Home / Business / Macro

Damping down the nation's rejuvenation

By CHENG XIAOHE | China Daily | Updated: 2013-08-12 10:23

In his well-known book, When China Rules the World: The End of the Western World and the Birth of a New Global Order, Martin Jacques claims China's impact on the world will be profound and, in the long term, China will seek "to transform that system while at the same time, in effect, sponsoring a new China-centric international system which will exist alongside the present system and probably slowly begin to usurp it".

Jacques' bullish statement raises the expectation that China may come to dominate the world in the not-too-distant future. However, David Shambaugh, a leading expert in the field of contemporary China studies in the United States, pours cold water on such an upbeat sentiment.

In his newly released book, China Goes Global: the Partial Power, Shambaugh systematically examines China's global impact in economic, political, military and cultural fields.

Although he acknowledges that China's rise is a "big story of our time", he draws conclusions: China is a partial power and the elements of China's global power are actually surprisingly weak and very uneven; China is not as important, and it is certainly not as influential, as conventional wisdom holds; China has a very long way to go before it becomes - if it ever does - a true global power and it will never "rule the world".

As a thoughtful scholar, Shambaugh's sector-by-sector diagnosis is incisive, straightforward and even inspiring to some Chinese, who truly cheer their nation as a rising great power. But he also believes China is a reactive, lonely power and has "very little influence on global cultural trends, minimal soft power and a mixed-to-poor international image".

Standing in sharp contrast with many scholastic books, which pay more attention to China's rising power, Shambaugh's book reveals the downside of China's performance on the world stage. Although this assessment could make many Chinese uncomfortable - as an old Chinese saying goes, good medicine tastes bitter to the mouth, faithful words are contrary to the ears - Shambaugh's diagnosis reads like a wake-up call for many Chinese, who love to celebrate their nation's remarkable economic achievements.

Previous 1 2 Next

Most Viewed in 24 Hours
Copyright 1995 - . All rights reserved. The content (including but not limited to text, photo, multimedia information, etc) published in this site belongs to China Daily Information Co (CDIC). Without written authorization from CDIC, such content shall not be republished or used in any form.
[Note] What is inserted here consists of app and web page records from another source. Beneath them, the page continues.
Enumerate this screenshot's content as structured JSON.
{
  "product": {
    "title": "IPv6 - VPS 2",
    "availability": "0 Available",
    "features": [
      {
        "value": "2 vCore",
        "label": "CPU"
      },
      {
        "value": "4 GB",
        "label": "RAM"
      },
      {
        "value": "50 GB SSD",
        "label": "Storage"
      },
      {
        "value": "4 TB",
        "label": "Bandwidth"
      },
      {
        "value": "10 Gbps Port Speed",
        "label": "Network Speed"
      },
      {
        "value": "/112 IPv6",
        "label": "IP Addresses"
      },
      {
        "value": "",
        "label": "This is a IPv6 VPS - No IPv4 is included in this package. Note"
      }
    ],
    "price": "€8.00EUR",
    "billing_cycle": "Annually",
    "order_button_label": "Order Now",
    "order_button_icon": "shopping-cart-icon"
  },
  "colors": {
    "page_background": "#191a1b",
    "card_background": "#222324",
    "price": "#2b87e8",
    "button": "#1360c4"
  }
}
Note: Browsers with 1024*768 or higher resolution are suggested for this site.
License for publishing multimedia online 0108263

Registration Number: 130349